Big Concept: Family

'Antigone' by Sophocles


In the prologue, Antigone goes against the laws and the orders of the new King, Creon, to bury her deceased brother. She does this out of her love for him and expects her sister, Ismene, to help her. Although she doesn't help because of her fear of being punished her fear for her sister soon grows greater and she tries to take some of the blame. This shows Ismene's love and even some guilt for not helping in the burial of her brother. But, Antigone refuses the aid and instead shows pride in her righteous actions and love for her unorthodox family. Later, in her prison she commits suicide wishing to be with her family once more, leaving Haimon to grieve and kill himself after her.

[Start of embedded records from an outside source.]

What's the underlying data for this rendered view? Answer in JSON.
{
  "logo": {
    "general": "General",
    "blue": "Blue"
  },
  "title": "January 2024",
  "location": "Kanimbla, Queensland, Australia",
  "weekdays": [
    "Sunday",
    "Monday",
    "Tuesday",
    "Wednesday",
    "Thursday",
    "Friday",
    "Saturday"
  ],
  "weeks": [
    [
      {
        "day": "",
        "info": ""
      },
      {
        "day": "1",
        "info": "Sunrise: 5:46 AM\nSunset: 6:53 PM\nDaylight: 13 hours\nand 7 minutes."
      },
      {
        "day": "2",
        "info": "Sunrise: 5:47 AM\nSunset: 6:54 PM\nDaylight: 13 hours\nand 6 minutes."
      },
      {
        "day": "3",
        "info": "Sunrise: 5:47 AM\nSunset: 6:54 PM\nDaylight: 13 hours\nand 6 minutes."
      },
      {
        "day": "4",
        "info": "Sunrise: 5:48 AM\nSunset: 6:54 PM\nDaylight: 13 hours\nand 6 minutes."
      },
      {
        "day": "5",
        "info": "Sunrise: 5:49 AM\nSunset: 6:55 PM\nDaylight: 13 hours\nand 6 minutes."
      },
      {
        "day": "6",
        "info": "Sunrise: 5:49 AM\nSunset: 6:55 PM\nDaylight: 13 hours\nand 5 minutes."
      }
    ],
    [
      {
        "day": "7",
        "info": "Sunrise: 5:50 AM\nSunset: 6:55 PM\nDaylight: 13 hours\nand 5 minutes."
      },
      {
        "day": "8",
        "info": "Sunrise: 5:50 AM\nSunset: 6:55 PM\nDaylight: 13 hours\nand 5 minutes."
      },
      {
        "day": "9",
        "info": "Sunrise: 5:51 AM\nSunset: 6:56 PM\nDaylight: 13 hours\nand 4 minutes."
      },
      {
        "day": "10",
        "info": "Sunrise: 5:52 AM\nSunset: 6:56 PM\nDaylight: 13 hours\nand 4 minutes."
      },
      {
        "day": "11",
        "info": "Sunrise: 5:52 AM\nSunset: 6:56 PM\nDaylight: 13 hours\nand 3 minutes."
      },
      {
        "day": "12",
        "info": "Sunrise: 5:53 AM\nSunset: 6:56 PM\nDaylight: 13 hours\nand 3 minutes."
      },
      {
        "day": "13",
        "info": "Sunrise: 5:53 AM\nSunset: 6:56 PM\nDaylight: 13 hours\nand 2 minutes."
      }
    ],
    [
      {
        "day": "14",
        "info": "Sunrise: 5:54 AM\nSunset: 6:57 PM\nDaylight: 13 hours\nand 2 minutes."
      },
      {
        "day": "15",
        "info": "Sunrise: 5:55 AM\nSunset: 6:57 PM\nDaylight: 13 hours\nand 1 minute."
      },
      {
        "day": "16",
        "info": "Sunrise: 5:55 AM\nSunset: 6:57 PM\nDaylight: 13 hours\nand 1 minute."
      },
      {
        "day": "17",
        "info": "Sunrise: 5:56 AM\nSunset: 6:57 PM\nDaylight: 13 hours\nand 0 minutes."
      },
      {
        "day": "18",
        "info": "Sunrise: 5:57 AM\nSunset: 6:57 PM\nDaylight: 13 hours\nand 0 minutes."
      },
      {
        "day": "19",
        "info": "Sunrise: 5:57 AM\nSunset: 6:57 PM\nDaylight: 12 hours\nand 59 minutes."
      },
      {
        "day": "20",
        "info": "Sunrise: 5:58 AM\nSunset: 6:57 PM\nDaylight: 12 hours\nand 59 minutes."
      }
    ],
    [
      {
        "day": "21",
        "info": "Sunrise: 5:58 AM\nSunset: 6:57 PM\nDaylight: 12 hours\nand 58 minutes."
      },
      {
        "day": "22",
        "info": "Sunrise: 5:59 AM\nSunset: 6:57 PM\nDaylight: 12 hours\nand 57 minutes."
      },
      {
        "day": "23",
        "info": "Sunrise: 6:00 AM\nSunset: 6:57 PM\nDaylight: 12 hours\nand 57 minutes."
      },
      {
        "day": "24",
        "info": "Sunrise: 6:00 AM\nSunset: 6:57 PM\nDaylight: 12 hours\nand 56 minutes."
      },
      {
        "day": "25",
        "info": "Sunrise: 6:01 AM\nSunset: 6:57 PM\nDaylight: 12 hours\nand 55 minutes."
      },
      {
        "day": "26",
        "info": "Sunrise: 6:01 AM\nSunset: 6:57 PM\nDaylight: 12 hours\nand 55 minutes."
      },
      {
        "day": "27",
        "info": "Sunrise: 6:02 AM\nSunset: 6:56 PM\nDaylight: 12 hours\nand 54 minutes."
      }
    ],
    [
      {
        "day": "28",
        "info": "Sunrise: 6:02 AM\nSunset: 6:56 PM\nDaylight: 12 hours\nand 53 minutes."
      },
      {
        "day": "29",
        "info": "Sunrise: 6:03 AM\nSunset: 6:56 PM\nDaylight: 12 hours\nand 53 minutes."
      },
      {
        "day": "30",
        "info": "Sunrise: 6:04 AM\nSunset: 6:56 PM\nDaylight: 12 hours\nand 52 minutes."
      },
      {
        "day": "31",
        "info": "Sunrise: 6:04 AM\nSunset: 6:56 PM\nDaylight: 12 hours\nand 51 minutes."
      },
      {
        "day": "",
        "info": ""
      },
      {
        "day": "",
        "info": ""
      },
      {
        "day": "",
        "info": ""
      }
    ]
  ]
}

After his death, his mother commits suicide as well, crying over her two lost sons.


"He is my brother. and he is your brother too." (Antigone, prologue)

"That must be your excuse, I suppose. But as for me,

I will bury the brother I love." (Antigone, prologue)

"Do you refuse me, Antigone? I want to die with you" (Ismene, scene 2)

"What do I care for life when you are dead?" (Ismene, scene 2)

"No marriage means more to me than your continuing wisdom." (Haimon, scene 3)

"Soon I shall be with my own again

Where Persephone welcome the thin ghost underground:

And I shall see my father again, and you, mother,

and dearest Polyneices-

dearest indeed" (Antigone, scene 4)